When an insect is chosen as a potential candidate for the biological control of an invasive plant, a key requirement for screening is that it eats only the target plant and not related species. In general most of the host-range testing of potential biological control insects must be done under contained laboratory conditions or at best under semi-field conditions in the countries where the insects originate. Typically insects will eat a lot more plant species in laboratory testing, when they have no alternative choice, than they actually do in the field. Using a case study of a North America beetle compared to a European species in the same genus, this paper reviews the testing of plant species eaten by biological control agents and suggests a new tool to improve the interpretation of laboratory testing. Specifically the paper demonstrates that by experimentally assessing the feeding response of existing North American insect species that are closely related to the foreign insect, we can better understand what the foreign insect will actually feed on, if it were to be released in North America.

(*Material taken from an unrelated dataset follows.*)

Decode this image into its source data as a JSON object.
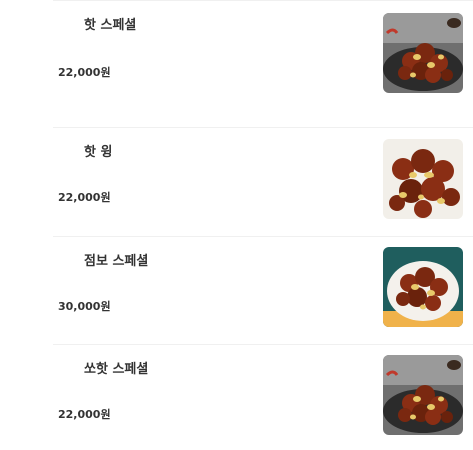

When an insect candidate is identified for classical biological control, the first step is to identify its
fundamental host-range. An insect’s fundamental host range, however, is typically broader than its
ecological host range. This discrepancy can lead to ‘false positives’ in host testing and hamper the
development of potential agents. Here, we propose a novel tool for interpreting host-range tests and
identifying ‘false positives’ by studying native insects closely related to the biological control candidate.
We conduct a series of laboratory and field studies comparing the fundamental and ecological host ranges
of Chrysochus auratus Fabricius (Coleoptera: Chrysomelidae), a beetle native to North America, and
present throughout the range invaded by pale swallow-wort, Vincetoxicum rossicum (Kleopow) Barbar.
(Apocynaceae). We use the results to re-evaluate the risk associated with releasing the closely-related
European beetle, Chrysochus asclepiadeus (Pallas) (Coleoptera: Chrysomelidae), a biological control
candidate for V. rossicum that has raised some concerns because of no-choice feeding on North American
milkweed species (Asclepias spp.) during laboratory host-testing. Laboratory and greenhouse trials here
show that native North American C. auratus adults can feed and complete larval development on several
native Asclepias species (fundamental host range), however in the field where both closely-related plant
genera are present, this species specialized only on plants in the genus Apocynum. It appears then that
Asclepias species generate ‘false positives’ for Chrysochus beetles when only the fundamental host range
is assessed in the laboratory, and there is a need to re-evaluate C. asclepiadeus for potential biocontrol in
North America taking into account its ecological host-plant range. We advocate for the inclusion of
closely-related native congeners, where appropriate species exist, to aid in interpreting host-plant testing
for potential classical biological control agents.